SUPPLIED MATERIAL section start
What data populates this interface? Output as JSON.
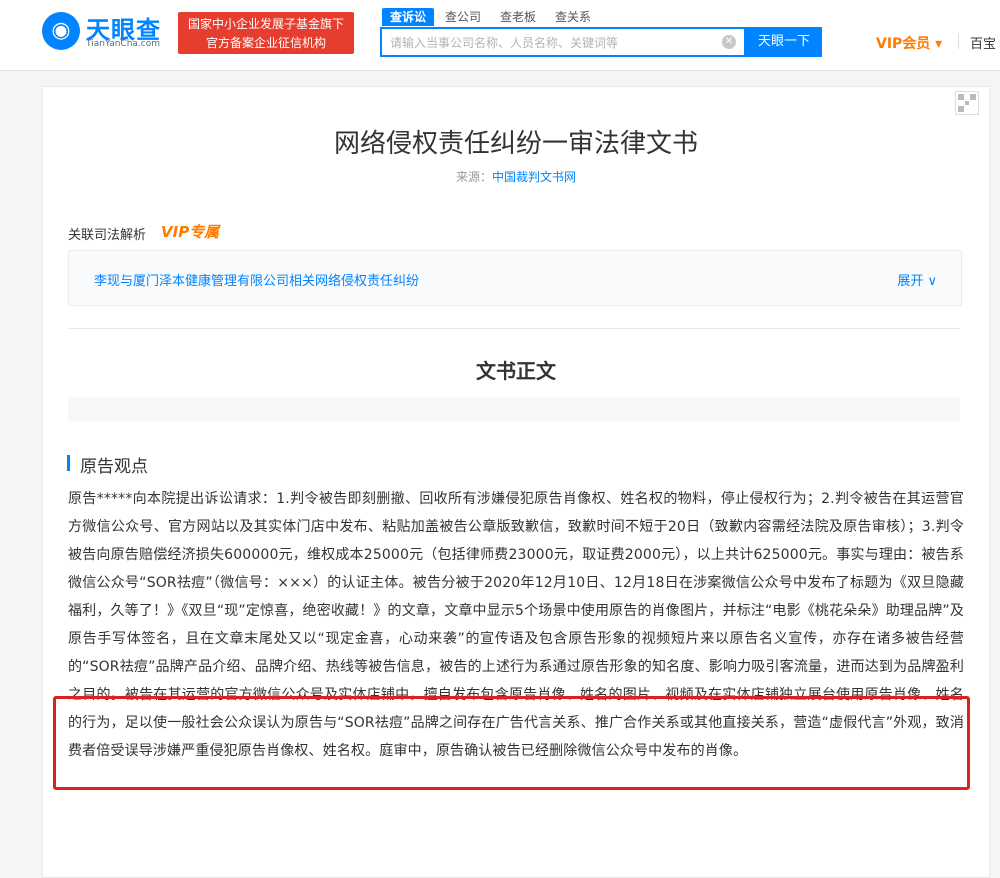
{
  "header": {
    "logo": {
      "name": "天眼查",
      "subtitle": "TianYanCha.com"
    },
    "badge": {
      "line1": "国家中小企业发展子基金旗下",
      "line2": "官方备案企业征信机构"
    },
    "search_tabs": [
      "查诉讼",
      "查公司",
      "查老板",
      "查关系"
    ],
    "search": {
      "placeholder": "请输入当事公司名称、人员名称、关键词等",
      "button": "天眼一下"
    },
    "vip_label": "VIP会员 ▾",
    "baike_label": "百宝"
  },
  "document": {
    "title": "网络侵权责任纠纷一审法律文书",
    "source_label": "来源：",
    "source_link": "中国裁判文书网",
    "related_label": "关联司法解析",
    "related_vip": "VIP专属",
    "related_case": "李现与厦门泽本健康管理有限公司相关网络侵权责任纠纷",
    "expand_label": "展开 ∨",
    "section_title": "文书正文",
    "opinion_title": "原告观点",
    "body": "原告*****向本院提出诉讼请求：1.判令被告即刻删撤、回收所有涉嫌侵犯原告肖像权、姓名权的物料，停止侵权行为；2.判令被告在其运营官方微信公众号、官方网站以及其实体门店中发布、粘贴加盖被告公章版致歉信，致歉时间不短于20日（致歉内容需经法院及原告审核）；3.判令被告向原告赔偿经济损失600000元，维权成本25000元（包括律师费23000元，取证费2000元），以上共计625000元。事实与理由：被告系微信公众号“SOR祛痘”（微信号：×××）的认证主体。被告分被于2020年12月10日、12月18日在涉案微信公众号中发布了标题为《双旦隐藏福利，久等了！》《双旦“现”定惊喜，绝密收藏！》的文章，文章中显示5个场景中使用原告的肖像图片，并标注“电影《桃花朵朵》助理品牌”及原告手写体签名，且在文章末尾处又以“现定金喜，心动来袭”的宣传语及包含原告形象的视频短片来以原告名义宣传，亦存在诸多被告经营的“SOR祛痘”品牌产品介绍、品牌介绍、热线等被告信息，被告的上述行为系通过原告形象的知名度、影响力吸引客流量，进而达到为品牌盈利之目的。被告在其运营的官方微信公众号及实体店铺中，擅自发布包含原告肖像、姓名的图片、视频及在实体店铺独立展台使用原告肖像、姓名的行为，足以使一般社会公众误认为原告与“SOR祛痘”品牌之间存在广告代言关系、推广合作关系或其他直接关系，营造“虚假代言”外观，致消费者倍受误导涉嫌严重侵犯原告肖像权、姓名权。庭审中，原告确认被告已经删除微信公众号中发布的肖像。"
  },
  "colors": {
    "brand": "#0084ff",
    "vip": "#ff7a00",
    "badge": "#e63d2e",
    "highlight": "#e02020"
  }
}
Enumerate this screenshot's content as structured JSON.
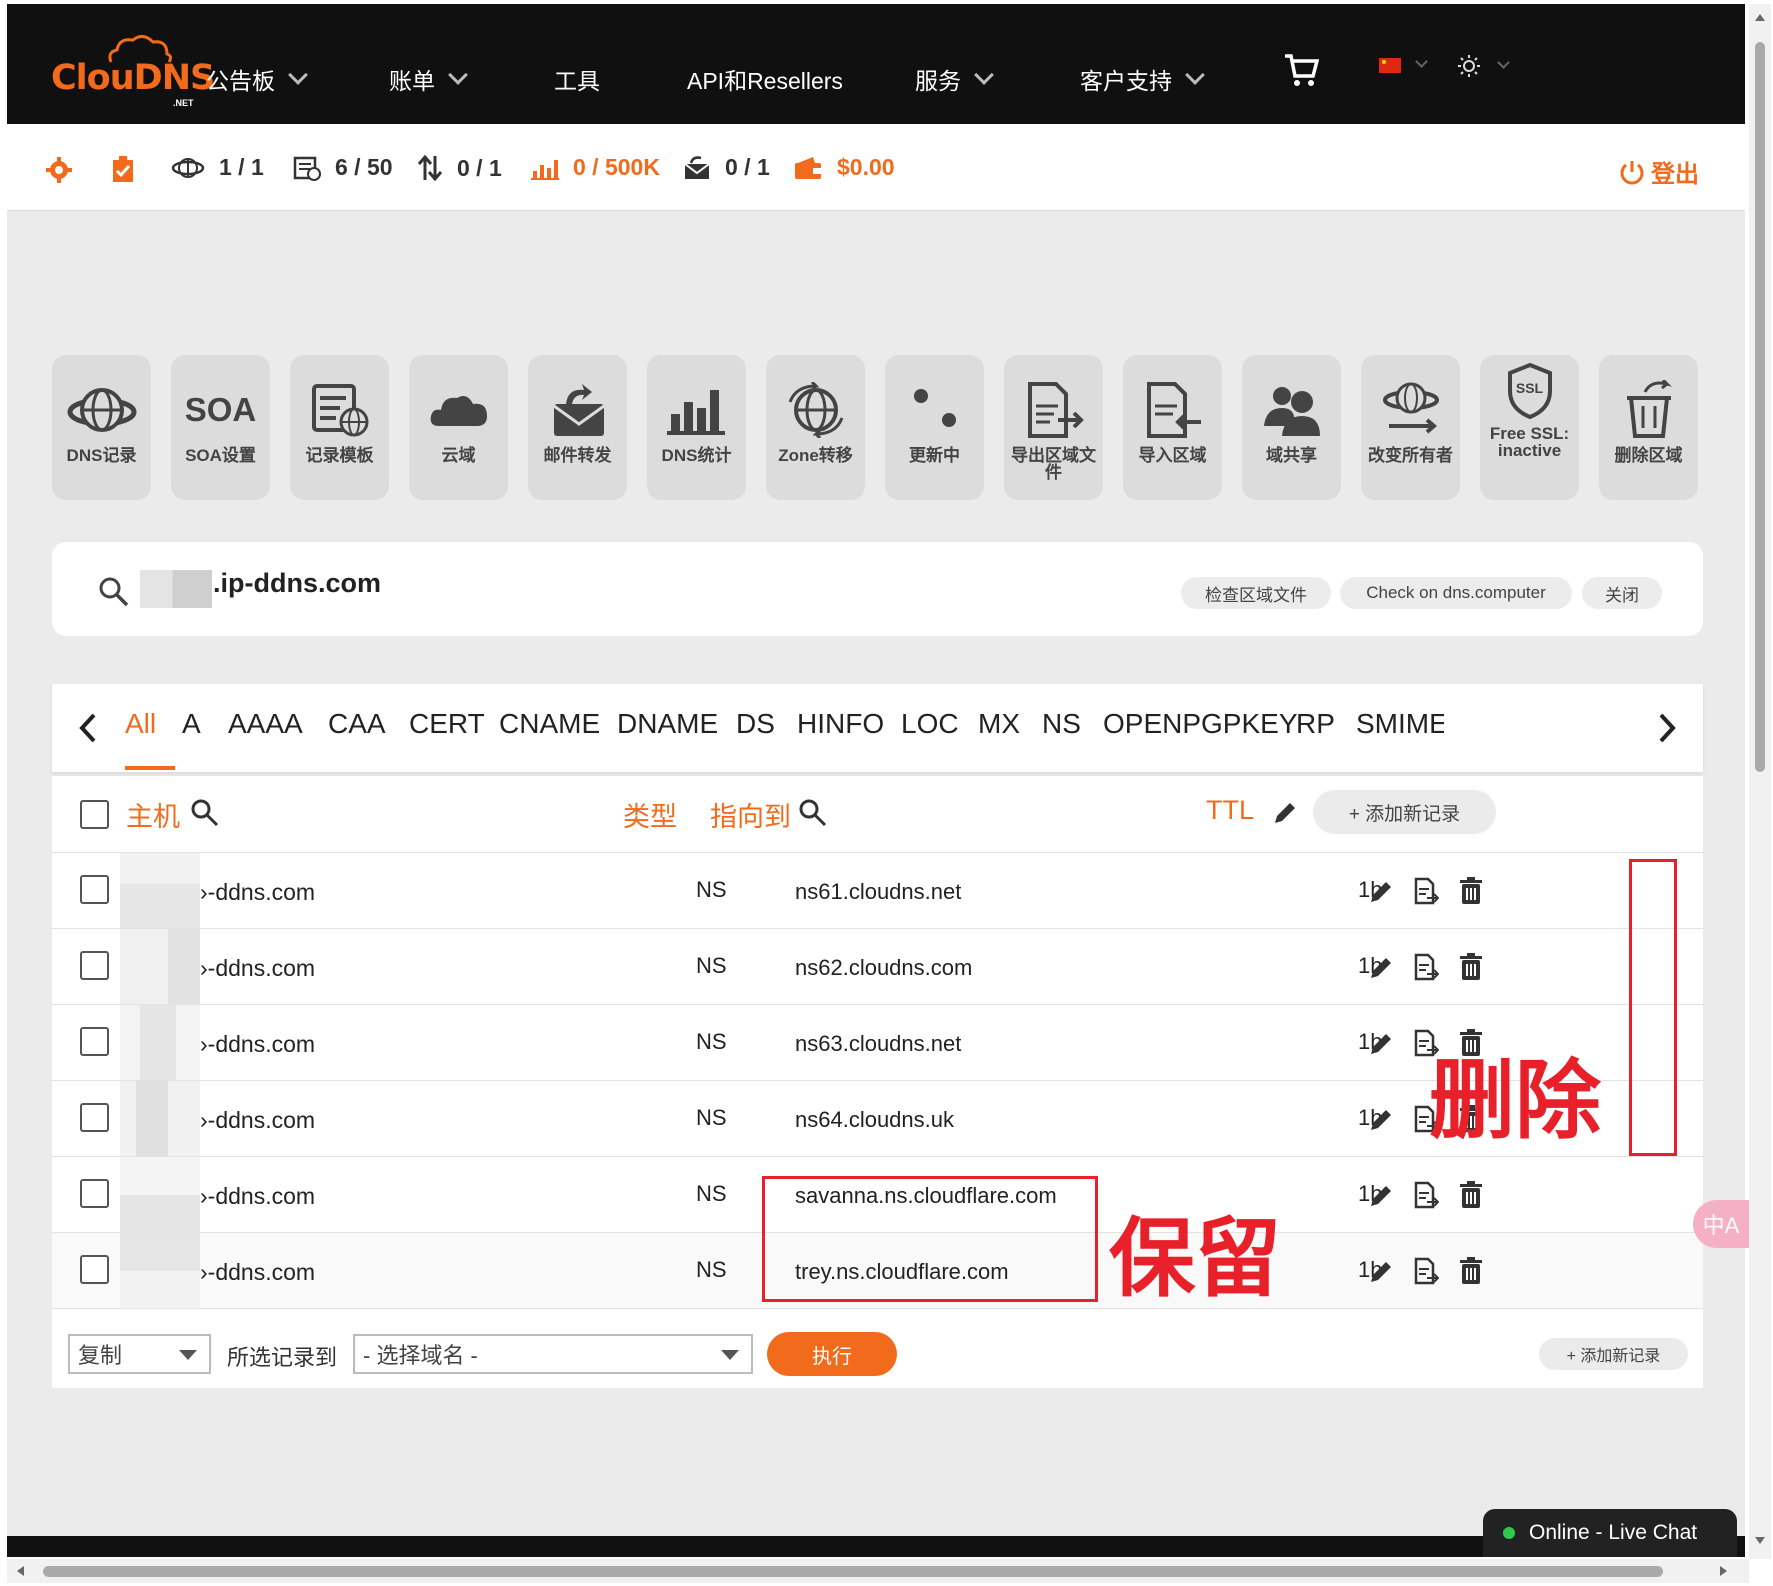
{
  "brand": {
    "logo_text": "ClouDNS",
    "logo_sub": ".NET",
    "accent": "#f26b1d"
  },
  "nav": {
    "items": [
      "公告板",
      "账单",
      "工具",
      "API和Resellers",
      "服务",
      "客户支持"
    ],
    "cart_icon": "cart-icon",
    "language_icon": "china-flag-icon",
    "theme_icon": "sun-icon"
  },
  "stats": {
    "zones": "1 / 1",
    "records": "6 / 50",
    "transfers": "0 / 1",
    "queries": "0 / 500K",
    "mail": "0 / 1",
    "balance": "$0.00",
    "logout": "登出"
  },
  "tools": [
    {
      "label": "DNS记录",
      "icon": "globe-icon"
    },
    {
      "label": "SOA设置",
      "icon": "soa-text-icon",
      "text": "SOA"
    },
    {
      "label": "记录模板",
      "icon": "template-icon"
    },
    {
      "label": "云域",
      "icon": "cloud-icon"
    },
    {
      "label": "邮件转发",
      "icon": "mail-forward-icon"
    },
    {
      "label": "DNS统计",
      "icon": "bar-chart-icon"
    },
    {
      "label": "Zone转移",
      "icon": "zone-transfer-icon"
    },
    {
      "label": "更新中",
      "icon": "updating-icon"
    },
    {
      "label": "导出区域文件",
      "icon": "export-icon"
    },
    {
      "label": "导入区域",
      "icon": "import-icon"
    },
    {
      "label": "域共享",
      "icon": "users-icon"
    },
    {
      "label": "改变所有者",
      "icon": "change-owner-icon"
    },
    {
      "label": "Free SSL: inactive",
      "icon": "ssl-shield-icon",
      "text": "SSL"
    },
    {
      "label": "删除区域",
      "icon": "trash-zone-icon"
    }
  ],
  "domain": {
    "name": ".ip-ddns.com",
    "buttons": [
      "检查区域文件",
      "Check on dns.computer",
      "关闭"
    ]
  },
  "record_types": [
    "All",
    "A",
    "AAAA",
    "CAA",
    "CERT",
    "CNAME",
    "DNAME",
    "DS",
    "HINFO",
    "LOC",
    "MX",
    "NS",
    "OPENPGPKEY",
    "RP",
    "SMIMEA"
  ],
  "table": {
    "headers": {
      "host": "主机",
      "type": "类型",
      "points_to": "指向到",
      "ttl": "TTL"
    },
    "add_record": "+ 添加新记录",
    "rows": [
      {
        "host": "›-ddns.com",
        "type": "NS",
        "target": "ns61.cloudns.net",
        "ttl": "1h"
      },
      {
        "host": "›-ddns.com",
        "type": "NS",
        "target": "ns62.cloudns.com",
        "ttl": "1h"
      },
      {
        "host": "›-ddns.com",
        "type": "NS",
        "target": "ns63.cloudns.net",
        "ttl": "1h"
      },
      {
        "host": "›-ddns.com",
        "type": "NS",
        "target": "ns64.cloudns.uk",
        "ttl": "1h"
      },
      {
        "host": "›-ddns.com",
        "type": "NS",
        "target": "savanna.ns.cloudflare.com",
        "ttl": "1h"
      },
      {
        "host": "›-ddns.com",
        "type": "NS",
        "target": "trey.ns.cloudflare.com",
        "ttl": "1h"
      }
    ]
  },
  "bulk": {
    "action": "复制",
    "label": "所选记录到",
    "domain_select": "- 选择域名 -",
    "run": "执行",
    "add_record": "+ 添加新记录"
  },
  "annotations": {
    "delete": "删除",
    "keep": "保留",
    "color": "#e8202a"
  },
  "chat": {
    "label": "Online - Live Chat"
  },
  "translate": {
    "label": "中A"
  }
}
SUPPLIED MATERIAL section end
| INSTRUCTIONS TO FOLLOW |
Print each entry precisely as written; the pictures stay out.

| RESULT OF THE EXERCISE |
What data populates this interface? Output as JSON.
{
  "header": {
    "logo": {
      "name": "天眼查",
      "subtitle": "TianYanCha.com"
    },
    "badge": {
      "line1": "国家中小企业发展子基金旗下",
      "line2": "官方备案企业征信机构"
    },
    "search_tabs": [
      "查诉讼",
      "查公司",
      "查老板",
      "查关系"
    ],
    "search": {
      "placeholder": "请输入当事公司名称、人员名称、关键词等",
      "button": "天眼一下"
    },
    "vip_label": "VIP会员 ▾",
    "baike_label": "百宝"
  },
  "document": {
    "title": "网络侵权责任纠纷一审法律文书",
    "source_label": "来源：",
    "source_link": "中国裁判文书网",
    "related_label": "关联司法解析",
    "related_vip": "VIP专属",
    "related_case": "李现与厦门泽本健康管理有限公司相关网络侵权责任纠纷",
    "expand_label": "展开 ∨",
    "section_title": "文书正文",
    "opinion_title": "原告观点",
    "body": "原告*****向本院提出诉讼请求：1.判令被告即刻删撤、回收所有涉嫌侵犯原告肖像权、姓名权的物料，停止侵权行为；2.判令被告在其运营官方微信公众号、官方网站以及其实体门店中发布、粘贴加盖被告公章版致歉信，致歉时间不短于20日（致歉内容需经法院及原告审核）；3.判令被告向原告赔偿经济损失600000元，维权成本25000元（包括律师费23000元，取证费2000元），以上共计625000元。事实与理由：被告系微信公众号“SOR祛痘”（微信号：×××）的认证主体。被告分被于2020年12月10日、12月18日在涉案微信公众号中发布了标题为《双旦隐藏福利，久等了！》《双旦“现”定惊喜，绝密收藏！》的文章，文章中显示5个场景中使用原告的肖像图片，并标注“电影《桃花朵朵》助理品牌”及原告手写体签名，且在文章末尾处又以“现定金喜，心动来袭”的宣传语及包含原告形象的视频短片来以原告名义宣传，亦存在诸多被告经营的“SOR祛痘”品牌产品介绍、品牌介绍、热线等被告信息，被告的上述行为系通过原告形象的知名度、影响力吸引客流量，进而达到为品牌盈利之目的。被告在其运营的官方微信公众号及实体店铺中，擅自发布包含原告肖像、姓名的图片、视频及在实体店铺独立展台使用原告肖像、姓名的行为，足以使一般社会公众误认为原告与“SOR祛痘”品牌之间存在广告代言关系、推广合作关系或其他直接关系，营造“虚假代言”外观，致消费者倍受误导涉嫌严重侵犯原告肖像权、姓名权。庭审中，原告确认被告已经删除微信公众号中发布的肖像。"
  },
  "colors": {
    "brand": "#0084ff",
    "vip": "#ff7a00",
    "badge": "#e63d2e",
    "highlight": "#e02020"
  }
}
Enumerate this screenshot's content as structured JSON.
{
  "brand": {
    "logo_text": "ClouDNS",
    "logo_sub": ".NET",
    "accent": "#f26b1d"
  },
  "nav": {
    "items": [
      "公告板",
      "账单",
      "工具",
      "API和Resellers",
      "服务",
      "客户支持"
    ],
    "cart_icon": "cart-icon",
    "language_icon": "china-flag-icon",
    "theme_icon": "sun-icon"
  },
  "stats": {
    "zones": "1 / 1",
    "records": "6 / 50",
    "transfers": "0 / 1",
    "queries": "0 / 500K",
    "mail": "0 / 1",
    "balance": "$0.00",
    "logout": "登出"
  },
  "tools": [
    {
      "label": "DNS记录",
      "icon": "globe-icon"
    },
    {
      "label": "SOA设置",
      "icon": "soa-text-icon",
      "text": "SOA"
    },
    {
      "label": "记录模板",
      "icon": "template-icon"
    },
    {
      "label": "云域",
      "icon": "cloud-icon"
    },
    {
      "label": "邮件转发",
      "icon": "mail-forward-icon"
    },
    {
      "label": "DNS统计",
      "icon": "bar-chart-icon"
    },
    {
      "label": "Zone转移",
      "icon": "zone-transfer-icon"
    },
    {
      "label": "更新中",
      "icon": "updating-icon"
    },
    {
      "label": "导出区域文件",
      "icon": "export-icon"
    },
    {
      "label": "导入区域",
      "icon": "import-icon"
    },
    {
      "label": "域共享",
      "icon": "users-icon"
    },
    {
      "label": "改变所有者",
      "icon": "change-owner-icon"
    },
    {
      "label": "Free SSL: inactive",
      "icon": "ssl-shield-icon",
      "text": "SSL"
    },
    {
      "label": "删除区域",
      "icon": "trash-zone-icon"
    }
  ],
  "domain": {
    "name": ".ip-ddns.com",
    "buttons": [
      "检查区域文件",
      "Check on dns.computer",
      "关闭"
    ]
  },
  "record_types": [
    "All",
    "A",
    "AAAA",
    "CAA",
    "CERT",
    "CNAME",
    "DNAME",
    "DS",
    "HINFO",
    "LOC",
    "MX",
    "NS",
    "OPENPGPKEY",
    "RP",
    "SMIMEA"
  ],
  "table": {
    "headers": {
      "host": "主机",
      "type": "类型",
      "points_to": "指向到",
      "ttl": "TTL"
    },
    "add_record": "+ 添加新记录",
    "rows": [
      {
        "host": "›-ddns.com",
        "type": "NS",
        "target": "ns61.cloudns.net",
        "ttl": "1h"
      },
      {
        "host": "›-ddns.com",
        "type": "NS",
        "target": "ns62.cloudns.com",
        "ttl": "1h"
      },
      {
        "host": "›-ddns.com",
        "type": "NS",
        "target": "ns63.cloudns.net",
        "ttl": "1h"
      },
      {
        "host": "›-ddns.com",
        "type": "NS",
        "target": "ns64.cloudns.uk",
        "ttl": "1h"
      },
      {
        "host": "›-ddns.com",
        "type": "NS",
        "target": "savanna.ns.cloudflare.com",
        "ttl": "1h"
      },
      {
        "host": "›-ddns.com",
        "type": "NS",
        "target": "trey.ns.cloudflare.com",
        "ttl": "1h"
      }
    ]
  },
  "bulk": {
    "action": "复制",
    "label": "所选记录到",
    "domain_select": "- 选择域名 -",
    "run": "执行",
    "add_record": "+ 添加新记录"
  },
  "annotations": {
    "delete": "删除",
    "keep": "保留",
    "color": "#e8202a"
  },
  "chat": {
    "label": "Online - Live Chat"
  },
  "translate": {
    "label": "中A"
  }
}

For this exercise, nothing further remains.